*WORK TO COMPLETE*
Tally the lines of the data that include the word "days" and state the total, nothing else.

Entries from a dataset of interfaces
Start of Block

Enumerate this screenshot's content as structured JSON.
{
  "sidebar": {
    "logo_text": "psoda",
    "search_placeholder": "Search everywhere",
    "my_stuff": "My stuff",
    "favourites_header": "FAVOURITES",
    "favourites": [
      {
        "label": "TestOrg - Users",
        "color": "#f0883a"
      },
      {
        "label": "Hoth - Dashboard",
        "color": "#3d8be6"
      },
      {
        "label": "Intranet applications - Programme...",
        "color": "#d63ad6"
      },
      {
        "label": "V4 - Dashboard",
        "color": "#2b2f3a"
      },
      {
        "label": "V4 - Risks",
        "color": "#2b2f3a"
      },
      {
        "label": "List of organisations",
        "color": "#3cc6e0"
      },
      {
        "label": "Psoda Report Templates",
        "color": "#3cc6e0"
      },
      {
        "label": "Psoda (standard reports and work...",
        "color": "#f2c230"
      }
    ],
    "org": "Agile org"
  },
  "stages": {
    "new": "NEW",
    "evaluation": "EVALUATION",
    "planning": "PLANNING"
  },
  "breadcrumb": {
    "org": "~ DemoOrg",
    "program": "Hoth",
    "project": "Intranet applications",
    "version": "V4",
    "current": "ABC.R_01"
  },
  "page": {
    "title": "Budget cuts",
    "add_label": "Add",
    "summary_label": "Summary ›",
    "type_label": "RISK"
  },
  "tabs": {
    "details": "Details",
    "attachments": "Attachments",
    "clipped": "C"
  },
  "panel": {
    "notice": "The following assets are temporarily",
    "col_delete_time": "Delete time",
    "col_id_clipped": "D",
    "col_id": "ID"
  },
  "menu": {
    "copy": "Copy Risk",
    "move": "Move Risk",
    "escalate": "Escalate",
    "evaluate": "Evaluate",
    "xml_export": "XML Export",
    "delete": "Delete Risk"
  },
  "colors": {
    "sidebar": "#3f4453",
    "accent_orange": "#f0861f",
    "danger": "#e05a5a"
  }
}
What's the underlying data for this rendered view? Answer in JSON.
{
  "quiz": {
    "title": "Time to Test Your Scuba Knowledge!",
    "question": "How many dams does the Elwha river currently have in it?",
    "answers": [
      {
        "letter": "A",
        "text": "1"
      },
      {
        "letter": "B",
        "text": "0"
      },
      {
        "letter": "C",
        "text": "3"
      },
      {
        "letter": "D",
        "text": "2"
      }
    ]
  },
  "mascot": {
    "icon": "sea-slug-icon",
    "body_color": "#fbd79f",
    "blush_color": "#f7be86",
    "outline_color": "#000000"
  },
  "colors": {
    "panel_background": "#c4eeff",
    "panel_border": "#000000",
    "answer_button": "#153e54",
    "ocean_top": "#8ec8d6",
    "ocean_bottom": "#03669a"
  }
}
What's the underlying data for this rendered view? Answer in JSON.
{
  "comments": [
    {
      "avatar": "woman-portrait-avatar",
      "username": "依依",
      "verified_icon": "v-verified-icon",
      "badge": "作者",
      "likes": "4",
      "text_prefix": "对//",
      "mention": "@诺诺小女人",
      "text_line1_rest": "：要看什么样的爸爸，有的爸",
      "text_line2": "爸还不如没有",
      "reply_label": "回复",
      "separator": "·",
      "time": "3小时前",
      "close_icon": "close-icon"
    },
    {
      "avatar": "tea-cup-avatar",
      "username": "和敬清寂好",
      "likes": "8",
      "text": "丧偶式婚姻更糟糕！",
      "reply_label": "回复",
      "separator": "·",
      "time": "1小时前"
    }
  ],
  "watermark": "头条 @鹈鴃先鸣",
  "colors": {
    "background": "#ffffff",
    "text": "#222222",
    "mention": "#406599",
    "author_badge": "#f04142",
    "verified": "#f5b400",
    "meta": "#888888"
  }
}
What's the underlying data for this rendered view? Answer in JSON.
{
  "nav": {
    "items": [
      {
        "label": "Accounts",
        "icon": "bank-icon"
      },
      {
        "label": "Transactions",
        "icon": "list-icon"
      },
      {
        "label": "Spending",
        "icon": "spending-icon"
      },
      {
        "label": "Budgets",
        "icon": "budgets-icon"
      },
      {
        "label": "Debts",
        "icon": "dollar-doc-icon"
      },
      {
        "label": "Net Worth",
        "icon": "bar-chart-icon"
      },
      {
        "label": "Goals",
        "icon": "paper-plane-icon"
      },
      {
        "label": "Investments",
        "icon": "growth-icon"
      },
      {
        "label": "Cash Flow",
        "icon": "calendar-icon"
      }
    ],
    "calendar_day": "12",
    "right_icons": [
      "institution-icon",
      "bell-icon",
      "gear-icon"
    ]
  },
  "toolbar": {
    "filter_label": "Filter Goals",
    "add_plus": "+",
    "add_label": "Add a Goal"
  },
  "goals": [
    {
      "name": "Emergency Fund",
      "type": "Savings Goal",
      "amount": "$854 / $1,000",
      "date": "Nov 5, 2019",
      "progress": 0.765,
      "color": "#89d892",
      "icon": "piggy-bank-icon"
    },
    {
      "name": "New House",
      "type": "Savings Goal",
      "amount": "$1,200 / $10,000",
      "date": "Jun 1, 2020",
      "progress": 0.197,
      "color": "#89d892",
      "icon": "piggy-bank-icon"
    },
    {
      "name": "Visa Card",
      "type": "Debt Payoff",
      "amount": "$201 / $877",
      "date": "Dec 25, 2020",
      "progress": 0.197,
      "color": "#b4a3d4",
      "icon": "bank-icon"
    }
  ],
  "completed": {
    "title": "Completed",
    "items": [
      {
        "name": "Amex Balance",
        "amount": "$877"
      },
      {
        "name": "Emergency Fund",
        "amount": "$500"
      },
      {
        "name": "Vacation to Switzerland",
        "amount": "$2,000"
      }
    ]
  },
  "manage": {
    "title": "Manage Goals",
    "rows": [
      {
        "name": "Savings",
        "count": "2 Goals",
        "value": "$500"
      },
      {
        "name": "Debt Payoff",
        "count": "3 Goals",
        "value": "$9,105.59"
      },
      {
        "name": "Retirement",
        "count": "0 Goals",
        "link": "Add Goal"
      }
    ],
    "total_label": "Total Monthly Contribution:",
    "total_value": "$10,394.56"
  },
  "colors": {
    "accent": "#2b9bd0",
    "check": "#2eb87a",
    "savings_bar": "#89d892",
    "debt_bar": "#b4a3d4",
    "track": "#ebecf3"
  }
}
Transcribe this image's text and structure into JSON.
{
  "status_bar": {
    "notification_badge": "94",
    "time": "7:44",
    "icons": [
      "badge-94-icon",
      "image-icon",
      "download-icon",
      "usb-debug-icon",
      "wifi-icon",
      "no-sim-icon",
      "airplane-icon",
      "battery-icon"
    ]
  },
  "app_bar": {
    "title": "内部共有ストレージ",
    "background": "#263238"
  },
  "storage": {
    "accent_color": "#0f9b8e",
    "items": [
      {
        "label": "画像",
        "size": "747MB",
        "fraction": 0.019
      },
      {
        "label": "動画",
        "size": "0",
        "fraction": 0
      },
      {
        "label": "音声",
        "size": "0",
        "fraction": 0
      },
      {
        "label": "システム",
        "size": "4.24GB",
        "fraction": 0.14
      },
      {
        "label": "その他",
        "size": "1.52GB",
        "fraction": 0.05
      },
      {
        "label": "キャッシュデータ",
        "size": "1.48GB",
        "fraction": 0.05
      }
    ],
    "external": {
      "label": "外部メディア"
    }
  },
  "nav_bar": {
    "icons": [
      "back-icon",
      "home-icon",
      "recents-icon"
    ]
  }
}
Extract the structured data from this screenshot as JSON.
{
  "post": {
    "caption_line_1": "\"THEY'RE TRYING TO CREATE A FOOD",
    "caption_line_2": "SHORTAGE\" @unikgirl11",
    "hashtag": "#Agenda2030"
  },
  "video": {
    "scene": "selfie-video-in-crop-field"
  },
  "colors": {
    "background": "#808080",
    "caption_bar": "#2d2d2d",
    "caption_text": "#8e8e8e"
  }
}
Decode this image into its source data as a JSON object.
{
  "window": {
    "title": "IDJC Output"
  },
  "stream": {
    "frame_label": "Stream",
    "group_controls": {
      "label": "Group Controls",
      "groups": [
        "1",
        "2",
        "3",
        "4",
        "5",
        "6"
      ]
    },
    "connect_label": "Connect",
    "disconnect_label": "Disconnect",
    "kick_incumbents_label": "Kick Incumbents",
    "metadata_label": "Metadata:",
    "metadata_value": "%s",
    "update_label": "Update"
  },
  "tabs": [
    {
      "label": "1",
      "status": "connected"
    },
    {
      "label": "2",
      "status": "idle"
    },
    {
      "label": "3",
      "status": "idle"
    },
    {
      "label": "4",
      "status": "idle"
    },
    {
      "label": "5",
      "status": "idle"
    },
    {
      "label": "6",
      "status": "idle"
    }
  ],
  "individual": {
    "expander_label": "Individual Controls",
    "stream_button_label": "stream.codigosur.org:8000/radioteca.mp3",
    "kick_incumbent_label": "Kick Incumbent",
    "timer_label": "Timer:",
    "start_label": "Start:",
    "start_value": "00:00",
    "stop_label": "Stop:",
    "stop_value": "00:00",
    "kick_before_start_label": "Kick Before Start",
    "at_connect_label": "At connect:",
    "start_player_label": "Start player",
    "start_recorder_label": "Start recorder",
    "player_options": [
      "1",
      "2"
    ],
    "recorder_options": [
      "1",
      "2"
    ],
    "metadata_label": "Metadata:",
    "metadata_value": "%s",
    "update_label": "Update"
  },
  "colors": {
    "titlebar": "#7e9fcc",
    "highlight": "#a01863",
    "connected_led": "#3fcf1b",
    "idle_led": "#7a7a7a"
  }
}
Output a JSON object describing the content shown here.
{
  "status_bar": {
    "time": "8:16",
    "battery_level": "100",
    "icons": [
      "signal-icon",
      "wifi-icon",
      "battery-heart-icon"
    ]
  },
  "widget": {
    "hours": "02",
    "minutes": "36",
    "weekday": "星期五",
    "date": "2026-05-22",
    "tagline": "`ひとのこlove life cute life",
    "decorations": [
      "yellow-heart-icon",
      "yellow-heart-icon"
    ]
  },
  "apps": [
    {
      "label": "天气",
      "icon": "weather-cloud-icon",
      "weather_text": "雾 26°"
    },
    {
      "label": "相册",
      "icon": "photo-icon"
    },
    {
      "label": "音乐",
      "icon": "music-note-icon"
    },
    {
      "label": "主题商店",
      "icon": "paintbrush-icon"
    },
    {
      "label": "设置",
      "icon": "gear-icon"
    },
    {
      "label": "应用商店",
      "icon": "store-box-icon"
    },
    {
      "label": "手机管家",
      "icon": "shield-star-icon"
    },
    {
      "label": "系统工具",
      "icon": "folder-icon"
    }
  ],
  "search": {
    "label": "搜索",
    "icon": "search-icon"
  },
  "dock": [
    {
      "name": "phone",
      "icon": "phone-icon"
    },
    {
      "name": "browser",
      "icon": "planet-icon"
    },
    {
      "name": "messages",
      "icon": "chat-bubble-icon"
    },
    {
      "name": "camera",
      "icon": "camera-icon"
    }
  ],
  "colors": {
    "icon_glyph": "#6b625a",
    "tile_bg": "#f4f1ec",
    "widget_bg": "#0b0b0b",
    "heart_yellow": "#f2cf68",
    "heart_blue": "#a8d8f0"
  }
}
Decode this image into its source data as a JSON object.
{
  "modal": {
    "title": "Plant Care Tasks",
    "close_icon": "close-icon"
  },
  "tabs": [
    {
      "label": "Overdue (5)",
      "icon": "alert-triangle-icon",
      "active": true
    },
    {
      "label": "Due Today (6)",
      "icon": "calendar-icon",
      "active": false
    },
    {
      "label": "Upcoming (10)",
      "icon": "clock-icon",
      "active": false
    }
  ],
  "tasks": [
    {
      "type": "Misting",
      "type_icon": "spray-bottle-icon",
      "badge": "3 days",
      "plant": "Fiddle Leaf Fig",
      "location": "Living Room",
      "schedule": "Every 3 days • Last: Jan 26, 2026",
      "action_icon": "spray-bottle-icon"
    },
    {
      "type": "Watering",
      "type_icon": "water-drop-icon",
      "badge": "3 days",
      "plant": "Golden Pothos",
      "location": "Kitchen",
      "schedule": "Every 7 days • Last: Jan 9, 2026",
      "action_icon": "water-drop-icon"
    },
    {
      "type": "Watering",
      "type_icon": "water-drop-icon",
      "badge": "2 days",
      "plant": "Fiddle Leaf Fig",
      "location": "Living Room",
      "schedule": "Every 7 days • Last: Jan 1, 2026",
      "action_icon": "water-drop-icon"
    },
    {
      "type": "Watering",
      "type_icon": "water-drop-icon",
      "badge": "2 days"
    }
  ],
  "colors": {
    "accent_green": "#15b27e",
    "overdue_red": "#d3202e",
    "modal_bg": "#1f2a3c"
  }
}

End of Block

*RESULT OF THE EXERCISE*
7